All over the school grounds there is an elaborate network of above and below ground catchment systems using roof and ground gutters, French drains and underground piping to redirect the majority of our rain water into a main underground pipeline that feeds into the main storage reservoir next to our sports pitch.
Water Storage Reservoirs
The main storage point for the rain water will be the 1,500,000-litre reservoir situated at the end of the sports pitch at the lowest point of our property. Additionally, we have a 600,000-litre reservoir higher up on the property that supplies, via gravity to whole school.
The main lower reservoir, once complete will also be populated with fish to help provide nutrients to the water within its own small ecosystem. This nutrient rich water will help irrigate our farm areas and provide water to our hydroponic farm with the aim to become truly organic.
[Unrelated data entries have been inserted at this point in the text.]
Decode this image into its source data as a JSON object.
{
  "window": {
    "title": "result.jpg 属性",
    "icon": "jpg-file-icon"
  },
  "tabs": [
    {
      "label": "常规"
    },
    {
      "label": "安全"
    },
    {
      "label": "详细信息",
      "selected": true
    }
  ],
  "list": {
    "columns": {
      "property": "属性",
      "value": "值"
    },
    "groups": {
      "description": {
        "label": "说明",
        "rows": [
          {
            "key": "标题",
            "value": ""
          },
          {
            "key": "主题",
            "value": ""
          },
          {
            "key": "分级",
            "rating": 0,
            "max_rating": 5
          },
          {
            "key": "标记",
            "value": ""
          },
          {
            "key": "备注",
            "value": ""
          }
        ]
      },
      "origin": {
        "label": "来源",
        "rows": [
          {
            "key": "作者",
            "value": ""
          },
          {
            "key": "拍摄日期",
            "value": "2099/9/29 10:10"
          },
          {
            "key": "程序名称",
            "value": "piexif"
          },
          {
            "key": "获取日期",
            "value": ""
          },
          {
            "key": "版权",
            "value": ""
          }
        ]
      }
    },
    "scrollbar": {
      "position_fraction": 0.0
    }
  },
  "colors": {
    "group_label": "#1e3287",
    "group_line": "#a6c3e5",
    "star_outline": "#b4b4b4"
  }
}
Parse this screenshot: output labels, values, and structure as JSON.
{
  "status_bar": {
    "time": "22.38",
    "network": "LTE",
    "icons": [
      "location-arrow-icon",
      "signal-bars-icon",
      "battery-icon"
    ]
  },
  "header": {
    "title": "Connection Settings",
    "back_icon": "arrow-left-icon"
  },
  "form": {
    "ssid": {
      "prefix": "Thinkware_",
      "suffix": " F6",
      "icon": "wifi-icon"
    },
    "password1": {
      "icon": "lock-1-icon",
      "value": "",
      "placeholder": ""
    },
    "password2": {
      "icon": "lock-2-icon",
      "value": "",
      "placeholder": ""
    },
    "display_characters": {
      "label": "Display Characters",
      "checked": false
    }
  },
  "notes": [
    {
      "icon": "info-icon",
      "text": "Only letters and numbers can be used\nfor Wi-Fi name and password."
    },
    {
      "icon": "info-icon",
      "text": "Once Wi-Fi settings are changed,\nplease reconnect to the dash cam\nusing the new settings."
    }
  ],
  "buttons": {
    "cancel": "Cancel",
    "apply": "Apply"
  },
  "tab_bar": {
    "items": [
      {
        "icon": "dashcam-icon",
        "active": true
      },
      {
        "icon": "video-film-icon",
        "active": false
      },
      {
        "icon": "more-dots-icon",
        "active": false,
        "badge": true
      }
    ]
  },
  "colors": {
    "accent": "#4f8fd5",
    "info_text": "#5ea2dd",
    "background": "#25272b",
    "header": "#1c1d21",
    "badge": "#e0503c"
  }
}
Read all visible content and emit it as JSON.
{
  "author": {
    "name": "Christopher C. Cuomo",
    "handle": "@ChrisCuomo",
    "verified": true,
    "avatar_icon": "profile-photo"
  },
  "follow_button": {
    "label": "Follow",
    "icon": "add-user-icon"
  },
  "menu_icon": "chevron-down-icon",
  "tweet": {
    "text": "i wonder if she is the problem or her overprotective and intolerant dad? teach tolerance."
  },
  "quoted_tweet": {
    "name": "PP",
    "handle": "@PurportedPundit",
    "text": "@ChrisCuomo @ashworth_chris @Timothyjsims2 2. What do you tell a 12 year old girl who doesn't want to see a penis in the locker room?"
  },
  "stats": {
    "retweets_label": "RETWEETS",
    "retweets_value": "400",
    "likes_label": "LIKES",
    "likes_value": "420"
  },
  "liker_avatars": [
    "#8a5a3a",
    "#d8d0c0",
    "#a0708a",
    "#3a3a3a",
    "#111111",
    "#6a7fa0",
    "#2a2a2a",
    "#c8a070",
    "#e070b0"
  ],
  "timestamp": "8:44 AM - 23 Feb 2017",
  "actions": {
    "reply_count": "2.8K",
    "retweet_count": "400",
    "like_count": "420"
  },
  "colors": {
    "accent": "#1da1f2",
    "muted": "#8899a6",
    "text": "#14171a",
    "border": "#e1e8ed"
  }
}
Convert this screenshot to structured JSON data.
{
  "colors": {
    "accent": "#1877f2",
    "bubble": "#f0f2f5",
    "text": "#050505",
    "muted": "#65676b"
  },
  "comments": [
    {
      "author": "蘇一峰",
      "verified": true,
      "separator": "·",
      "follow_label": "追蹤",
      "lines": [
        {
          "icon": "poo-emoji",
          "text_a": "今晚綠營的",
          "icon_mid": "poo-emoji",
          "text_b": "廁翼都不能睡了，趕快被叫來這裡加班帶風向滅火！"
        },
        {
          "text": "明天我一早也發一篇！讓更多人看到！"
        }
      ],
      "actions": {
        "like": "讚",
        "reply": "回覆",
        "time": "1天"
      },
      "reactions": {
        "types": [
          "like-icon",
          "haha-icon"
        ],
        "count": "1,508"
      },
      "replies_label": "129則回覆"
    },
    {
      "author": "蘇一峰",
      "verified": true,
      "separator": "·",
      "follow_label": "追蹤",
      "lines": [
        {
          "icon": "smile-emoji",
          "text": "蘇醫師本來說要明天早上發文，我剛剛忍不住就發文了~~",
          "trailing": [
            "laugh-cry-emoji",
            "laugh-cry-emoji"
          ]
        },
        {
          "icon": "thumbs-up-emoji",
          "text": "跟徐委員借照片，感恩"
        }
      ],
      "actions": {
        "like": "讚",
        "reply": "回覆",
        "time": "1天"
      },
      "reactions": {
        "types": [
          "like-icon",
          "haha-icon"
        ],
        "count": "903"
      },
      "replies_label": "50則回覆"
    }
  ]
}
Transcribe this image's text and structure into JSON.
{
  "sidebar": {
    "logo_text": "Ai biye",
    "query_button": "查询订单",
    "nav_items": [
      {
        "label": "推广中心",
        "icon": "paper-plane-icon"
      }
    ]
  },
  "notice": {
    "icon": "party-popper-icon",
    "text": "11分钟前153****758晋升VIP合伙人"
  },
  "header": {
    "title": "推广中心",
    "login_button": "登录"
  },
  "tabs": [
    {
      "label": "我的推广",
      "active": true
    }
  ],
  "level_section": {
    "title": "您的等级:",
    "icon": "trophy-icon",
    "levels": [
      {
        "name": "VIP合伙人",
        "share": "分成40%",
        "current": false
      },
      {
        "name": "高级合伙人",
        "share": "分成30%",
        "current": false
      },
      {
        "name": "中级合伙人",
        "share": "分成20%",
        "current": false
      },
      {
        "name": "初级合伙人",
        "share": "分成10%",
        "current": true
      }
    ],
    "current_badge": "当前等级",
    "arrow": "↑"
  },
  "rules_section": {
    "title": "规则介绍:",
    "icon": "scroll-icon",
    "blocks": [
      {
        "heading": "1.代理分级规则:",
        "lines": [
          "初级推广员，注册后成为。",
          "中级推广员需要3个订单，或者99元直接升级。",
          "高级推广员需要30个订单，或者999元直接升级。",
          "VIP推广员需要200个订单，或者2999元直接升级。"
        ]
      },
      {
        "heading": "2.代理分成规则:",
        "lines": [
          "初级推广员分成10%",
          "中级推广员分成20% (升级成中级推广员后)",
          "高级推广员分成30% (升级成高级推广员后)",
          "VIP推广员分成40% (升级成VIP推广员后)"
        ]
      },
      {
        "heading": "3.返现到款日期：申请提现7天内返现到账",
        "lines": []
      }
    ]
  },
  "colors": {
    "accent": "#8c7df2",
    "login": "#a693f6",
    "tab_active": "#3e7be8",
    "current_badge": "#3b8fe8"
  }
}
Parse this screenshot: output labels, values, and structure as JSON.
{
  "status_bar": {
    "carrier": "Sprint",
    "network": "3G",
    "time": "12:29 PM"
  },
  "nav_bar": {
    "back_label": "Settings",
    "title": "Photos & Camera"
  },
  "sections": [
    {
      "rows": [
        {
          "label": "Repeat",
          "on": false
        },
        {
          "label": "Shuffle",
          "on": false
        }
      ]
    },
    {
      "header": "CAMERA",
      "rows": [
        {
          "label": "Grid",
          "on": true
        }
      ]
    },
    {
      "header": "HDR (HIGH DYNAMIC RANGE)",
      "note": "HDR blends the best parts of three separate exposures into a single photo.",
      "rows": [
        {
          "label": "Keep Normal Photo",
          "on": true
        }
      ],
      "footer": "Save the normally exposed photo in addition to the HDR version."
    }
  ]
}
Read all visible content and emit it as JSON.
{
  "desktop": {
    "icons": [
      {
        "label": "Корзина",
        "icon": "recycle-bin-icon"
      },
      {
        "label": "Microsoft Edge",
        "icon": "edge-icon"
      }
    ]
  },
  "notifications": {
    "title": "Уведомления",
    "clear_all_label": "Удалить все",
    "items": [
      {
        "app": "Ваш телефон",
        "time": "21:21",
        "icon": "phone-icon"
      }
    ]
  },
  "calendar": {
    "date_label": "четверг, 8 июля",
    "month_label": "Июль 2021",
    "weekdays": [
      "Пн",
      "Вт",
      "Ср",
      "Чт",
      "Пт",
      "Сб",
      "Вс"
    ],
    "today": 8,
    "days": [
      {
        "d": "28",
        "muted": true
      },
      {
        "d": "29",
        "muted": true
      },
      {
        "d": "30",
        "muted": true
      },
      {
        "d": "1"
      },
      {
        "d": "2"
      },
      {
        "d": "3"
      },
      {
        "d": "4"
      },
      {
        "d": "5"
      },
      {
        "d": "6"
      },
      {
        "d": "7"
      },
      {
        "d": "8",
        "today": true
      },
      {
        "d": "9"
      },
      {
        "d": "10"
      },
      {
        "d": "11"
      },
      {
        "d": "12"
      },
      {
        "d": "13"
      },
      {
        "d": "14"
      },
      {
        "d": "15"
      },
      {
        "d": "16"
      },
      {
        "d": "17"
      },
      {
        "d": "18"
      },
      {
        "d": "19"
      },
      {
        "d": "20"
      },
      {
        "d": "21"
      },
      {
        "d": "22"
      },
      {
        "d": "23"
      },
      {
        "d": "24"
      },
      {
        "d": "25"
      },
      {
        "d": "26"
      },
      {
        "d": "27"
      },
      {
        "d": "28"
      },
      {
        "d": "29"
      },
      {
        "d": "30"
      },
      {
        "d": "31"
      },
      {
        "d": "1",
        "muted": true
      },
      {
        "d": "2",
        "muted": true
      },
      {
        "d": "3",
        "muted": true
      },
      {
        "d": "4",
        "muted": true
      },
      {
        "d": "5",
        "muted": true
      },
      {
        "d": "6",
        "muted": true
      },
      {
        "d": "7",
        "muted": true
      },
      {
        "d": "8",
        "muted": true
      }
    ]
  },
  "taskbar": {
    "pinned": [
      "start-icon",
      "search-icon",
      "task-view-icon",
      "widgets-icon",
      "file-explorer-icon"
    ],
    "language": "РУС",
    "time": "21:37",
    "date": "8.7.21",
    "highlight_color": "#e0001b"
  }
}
During the day, a solar power pump slowly but constantly pumps water up to the top reservoir. A basic particle filter removes any solids before going into the top reservoir and from there the water either goes in raw form for general irrigation or to the hydroponic farm. At the same time the water takes another route through filter systems so it can be used within the school. Further micro filtering and treatment brings this water to a safe drinkable standard.
Hydroponic farming reduces water usage by 80% over conventional farming. We are currently experimenting with NFT (Nutrient Flow Technique), Flood and Fill, and Bato Bucket systems.
Our first vegetables have been tomatoes and we are now starting lettuces, cucumbers, peppers, chillies, egg plants, potatoes, onions and carrots.
Once fully operational we will be able to supply our staff and students with freshly grown organic vegetables. Excess vegetables will to available to parents and visitors to purchase in the school Café.
Reduce, Reuse, Recycle
This is a general mindset within the school. All of our staff and teachers are encouraged to reduce the use of paper, water and general resources. As the students get older the need to use paper reduces dramatically, and our interactive projectors and online learning tools are used more and more.
We have a recycling centre for our rubbish and when purchasing goods we refuse plastic bags. We are constantly looking for new ways to be more environmentally friendly.
We have a large area of land put aside for plant life that benefits the school and nature. Our choice of what to grow there is driven by education and food requirements. We are also in the process of making paths through the orchard to allow it to be used as a cross country running track.
The old rubber trees in this area are slowly being replaced with various beneficial plants such as fruit trees and the wood from the old rubber trees is being used to manufacture frames and stands for the hydroponic farm area. For every rubber tree reprocessed we plant at least 2 new trees.
Our buildings are designed with energy efficiency taken into account at every step. The position of the buildings in relation to the movement of the sun and the overhang of the roofs mean that at no point during the year does direct sunlight enter a classroom window during the school day. This is possible even with wide and tall windows that fill the classrooms with natural light.
Air conditioning is available in all classroom however it isn’t used very often as we have 9 inches of high efficiency insulation in the roof space that prevents the heat of the sun warming the classrooms. This insulation also plays a part when air conditioning is used as it helps to keep the cool air in the room by reducing its upward flow.
Pay it forward
It is our responsibility to give our students and everyone around them the knowledge with environmental education to take this mindset forward and further develop it by using new technology and becoming more in-tune with our surroundings and planet.
It is our job to teach our students holistically about everything in life; and looking after this planet, the place where we live, is very much part of that!